  • Gastrointestinal cancer
  • Gynaecological cancer
  • Lymphoma
  • Breast cancer

Apollo Hospitals – Technology Pioneers in India

Only a third of the world’s population has access to proton therapy; the over 2 billion population in India, SE Asia and Middle East are deprived of this latest advancement in cancer treatment today.

In line with its founding principles, the Apollo Hospitals Group has made quality healthcare accessible to the people of India and has, over the past thirty years, endeavored to become an institution of trust, and a beacon of hope to several thousand patients seeking advanced care for their ailments. Best-in-class clinical outcomes and best practices in patient care are the edifice on which we have built our institution, which was further reiterated by JCI accreditation for seven of our hospitals: the largest for any hospital group in the region.

Apollo has been at the forefront of adopting the latest technological advancements in the field of medicine in India.  And has been a pioneer in Oncology as well, by being the first to introduce cutting-edge technology like PET-CT, LINAC, Cyber Knife and Novalis to our country.

First of its kind in this part of Asia

We firmly believe that Proton Therapy needs to be brought to India both from a treatment perspective as well as for research, as the application of Proton (including treatment protocols) is still being standardized.  The team of oncologists and radiotherapists at Apollo believe that they can contribute immensely towards the same, given the large volumes of patients that they treat across the Apollo system today.  Overall, more clinical data (published clinical trials) are needed to fully establish the role of Proton beam therapy in cancer.  India, we believe, should spearhead this effort along with other leading institutions in the world. The doctors and radiologists at Apollo are charged to take up this initiative while simultaneously accomplishing the objective of curing thousands of cancer related ailments.

The bulk of the load in majority of the centres is prostate cancer. There is a huge scope for research in extending proton treatment to other sites in the body like head and neck, lung, oesophagus, abdominal and pelvic tumors.

Our team has, over the past two years, spent considerable time and effort in travelling to several proton therapy centers and discussing with many institutions and globally leading healthcare providers in this regard.  They have now come out with a detailed plan to install the same at Chennai, fairly close to the renowned Adyar Cancer Centre.

The project site and equipment is estimated to take around 30 months to build, as it needs to be manufactured, shipped and assembled to precision at site. While we would be more than happy to fund the project, it would become difficult to sustain given the high interest rates prevailing in India.

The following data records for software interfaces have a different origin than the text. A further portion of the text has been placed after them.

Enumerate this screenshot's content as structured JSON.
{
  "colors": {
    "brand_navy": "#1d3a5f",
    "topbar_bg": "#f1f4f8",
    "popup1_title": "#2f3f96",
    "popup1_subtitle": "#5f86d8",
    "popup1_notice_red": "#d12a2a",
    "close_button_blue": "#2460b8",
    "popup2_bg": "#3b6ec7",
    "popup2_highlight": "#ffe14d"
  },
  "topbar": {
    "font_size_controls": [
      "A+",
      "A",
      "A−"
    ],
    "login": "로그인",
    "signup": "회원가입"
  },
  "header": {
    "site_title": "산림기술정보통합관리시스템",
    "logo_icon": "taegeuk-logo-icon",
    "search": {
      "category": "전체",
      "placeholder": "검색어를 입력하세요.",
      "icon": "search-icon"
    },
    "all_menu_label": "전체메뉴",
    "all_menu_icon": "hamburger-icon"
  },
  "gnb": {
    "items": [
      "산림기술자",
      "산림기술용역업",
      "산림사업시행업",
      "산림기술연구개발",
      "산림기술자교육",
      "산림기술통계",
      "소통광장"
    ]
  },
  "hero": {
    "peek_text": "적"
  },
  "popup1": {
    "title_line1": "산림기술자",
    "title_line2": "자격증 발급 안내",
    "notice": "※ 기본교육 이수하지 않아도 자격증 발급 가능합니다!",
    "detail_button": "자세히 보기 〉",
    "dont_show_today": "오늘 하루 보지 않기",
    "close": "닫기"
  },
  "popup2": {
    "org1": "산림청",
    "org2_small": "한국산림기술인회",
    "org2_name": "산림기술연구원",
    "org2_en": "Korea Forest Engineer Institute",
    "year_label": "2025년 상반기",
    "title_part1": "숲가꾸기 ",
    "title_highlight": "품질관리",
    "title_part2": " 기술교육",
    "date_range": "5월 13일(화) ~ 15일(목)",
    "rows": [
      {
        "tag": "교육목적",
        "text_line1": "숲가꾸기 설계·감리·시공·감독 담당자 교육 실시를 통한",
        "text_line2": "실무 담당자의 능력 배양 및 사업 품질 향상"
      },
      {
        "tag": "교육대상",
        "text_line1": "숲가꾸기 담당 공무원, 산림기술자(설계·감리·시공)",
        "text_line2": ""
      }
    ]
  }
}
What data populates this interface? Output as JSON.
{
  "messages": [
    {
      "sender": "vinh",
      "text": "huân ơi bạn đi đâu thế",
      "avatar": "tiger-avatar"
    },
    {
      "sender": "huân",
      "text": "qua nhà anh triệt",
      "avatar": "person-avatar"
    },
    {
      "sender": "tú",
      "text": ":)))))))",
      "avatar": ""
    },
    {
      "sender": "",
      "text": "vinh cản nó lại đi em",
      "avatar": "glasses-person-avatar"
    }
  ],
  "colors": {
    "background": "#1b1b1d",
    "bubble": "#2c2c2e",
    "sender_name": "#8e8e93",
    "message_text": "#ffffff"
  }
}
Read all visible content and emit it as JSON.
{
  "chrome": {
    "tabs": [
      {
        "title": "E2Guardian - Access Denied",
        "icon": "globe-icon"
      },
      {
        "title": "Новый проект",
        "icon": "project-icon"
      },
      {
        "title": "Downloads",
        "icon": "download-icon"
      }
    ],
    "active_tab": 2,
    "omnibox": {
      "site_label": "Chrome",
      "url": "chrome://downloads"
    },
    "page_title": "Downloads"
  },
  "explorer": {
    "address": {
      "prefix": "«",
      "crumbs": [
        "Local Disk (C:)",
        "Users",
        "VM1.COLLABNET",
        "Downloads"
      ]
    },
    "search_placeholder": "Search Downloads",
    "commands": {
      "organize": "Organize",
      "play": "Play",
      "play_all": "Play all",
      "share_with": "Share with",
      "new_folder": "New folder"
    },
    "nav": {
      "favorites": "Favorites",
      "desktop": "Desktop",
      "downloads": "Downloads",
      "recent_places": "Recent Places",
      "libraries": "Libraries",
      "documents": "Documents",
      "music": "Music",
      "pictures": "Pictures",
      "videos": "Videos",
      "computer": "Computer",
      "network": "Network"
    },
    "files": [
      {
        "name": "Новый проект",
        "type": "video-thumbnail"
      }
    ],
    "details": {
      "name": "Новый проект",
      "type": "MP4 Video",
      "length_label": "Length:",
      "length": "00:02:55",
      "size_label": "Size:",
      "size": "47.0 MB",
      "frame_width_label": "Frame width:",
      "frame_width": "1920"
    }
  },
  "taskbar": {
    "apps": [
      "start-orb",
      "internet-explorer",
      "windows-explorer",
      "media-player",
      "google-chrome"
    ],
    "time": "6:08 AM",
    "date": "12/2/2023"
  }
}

Globally, Healthcare providers who have implemented the proton centers have access to funds for the project at around 3% with long tenors as well, which enables financial viability.